A study published online on August 12, 2018 in the British Journal of Psychiatry found that the consumption of marijuana does not affect the brain cancer risk of patients with brain cancer.
Researchers used MRI scans to look at brain tissue from patients with non-small cell lung cancer, which has the most aggressive forms of the disease.
The patients were diagnosed between 2002 and 2014, and were then randomly assigned to one of three groups: the non-smoking group (NLI), the smoking group (MSM), and the nonmedical marijuana group (MNM).
The NLI group had higher brain tumours than the MSM group.
Researchers looked at brain tumor distribution in the brains of NLI patients and found that there was a strong inverse relationship between the number of tumours and the amount of marijuana consumed.
“It was shown that there is no significant difference in brain tumour distribution between NLI and MM patients, but the MM group had significantly higher brain tumors,” said Dr. Richard Ting, the lead researcher and a researcher at the Institute of Psychiatry at King’s College London.
“In addition, the THC content of marijuana was lower in MM patients.”
Marijuana can be considered a recreational drug and is legal in several countries.
It is considered less harmful than alcohol, which is illegal in the UK and around the world.
However, the amount smoked can have a significant effect on the risk of developing brain tumors.
This is because the brain is made up of many cells and is vulnerable to the effects of drugs.
“There are many different ways that cannabinoids can impact the brain, but we found that they do not have any direct effect on brain tumouring,” said Ting.
“Instead, they are thought to increase the immune response to cancer cells, which helps them to survive.”
The researchers also found that a person’s level of alcohol consumption did not appear to influence the risk, but that they were still at risk.
“Our study shows that it is the level of marijuana use that is responsible for the brain tumor-specific increase in risk,” said study author Dr. Andrew Stokes.
“We also found no evidence of a protective effect from cannabis use on other types of tumour.”
In a separate study published in the Journal of Neurooncology, researchers looked at the effects on brain tissue of smoking marijuana and compared the effects to those of alcohol.
They found that marijuana users had lower levels of the tumour-inducing protein tumour necrosis factor-alpha (TNF-alpha), which is a key molecule that helps tumour cells spread.
The researchers say that the higher levels of TNF-beta found in cannabis smokers may be related to the fact that they also have higher levels than the average person smoking alcohol.

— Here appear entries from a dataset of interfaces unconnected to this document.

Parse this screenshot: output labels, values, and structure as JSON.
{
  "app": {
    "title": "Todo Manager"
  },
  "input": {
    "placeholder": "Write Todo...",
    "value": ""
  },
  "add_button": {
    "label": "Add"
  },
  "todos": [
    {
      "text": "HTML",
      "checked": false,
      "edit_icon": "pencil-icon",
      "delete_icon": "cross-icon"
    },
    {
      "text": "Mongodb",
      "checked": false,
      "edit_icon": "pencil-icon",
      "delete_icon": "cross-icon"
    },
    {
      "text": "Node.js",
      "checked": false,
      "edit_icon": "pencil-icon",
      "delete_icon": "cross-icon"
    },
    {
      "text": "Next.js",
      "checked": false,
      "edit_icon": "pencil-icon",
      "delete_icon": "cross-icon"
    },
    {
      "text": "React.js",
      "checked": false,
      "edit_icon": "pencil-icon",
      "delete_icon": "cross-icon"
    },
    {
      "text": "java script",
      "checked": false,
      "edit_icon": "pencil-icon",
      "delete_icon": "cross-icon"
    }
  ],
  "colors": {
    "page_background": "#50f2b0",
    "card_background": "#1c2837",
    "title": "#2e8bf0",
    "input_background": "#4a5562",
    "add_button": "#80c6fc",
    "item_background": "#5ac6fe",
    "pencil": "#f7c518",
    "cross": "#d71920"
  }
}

Marijuana use may have an effect on how the brain develops.
According to the National Cancer Institute, “the brain is a large organ that contains billions of nerve cells, as well as nerve growth factors, and its survival depends on its ability to repair damaged tissue.”
In order to understand the relationship between marijuana and brain cancer risks, it is important to understand what the marijuana does.
“Marijuana is not a psychoactive drug.
The drug acts as a signalling molecule to the brain and induces changes in the central nervous system,” said Stokes, adding that there are many other chemicals in marijuana that also cause the same effects on the brain.
“These chemicals can be found in plants, but they’re not in the same way that they’re in cannabis,” said James P. Osterman, director of the University of Michigan’s Center for Drug Evaluation and Research.
“They’re not psychoactive, but there are some similarities between the two.
There are also similarities between cannabis and nicotine, and nicotine and alcohol.
There’s also similarities in how they’re metabolised and how they can have side effects.
So, it’s not just a matter of how much marijuana you have.
It’s also the way it’s processed and consumed.”
In other words, the same substances can cause different effects on different parts of the body.
“A lot of the research has been focused on marijuana as a recreational product,” said Professor Andrew R. O’Brien, director at the University College London’s Centre for Addiction and Mental Health.
“But the question remains: do we want to be smoking marijuana in order to be at the same risk as people who don’t smoke it?”
Researchers have also been interested in the impact of smoking cannabis on the developing brain.
A study conducted by researchers at the National Institutes of Health, published in July 2018, looked at how long it took for the growth of certain brain tumases in mice and how long that took.
Researchers found that cannabis smoking could significantly affect the growth and development of the brain cells.
“The more cannabis you smoke, the more likely that your tumours are to develop,” said lead author Drs.
Daniel G. Fessler, Elizabeth D. Gaffney, and John P. Stroup.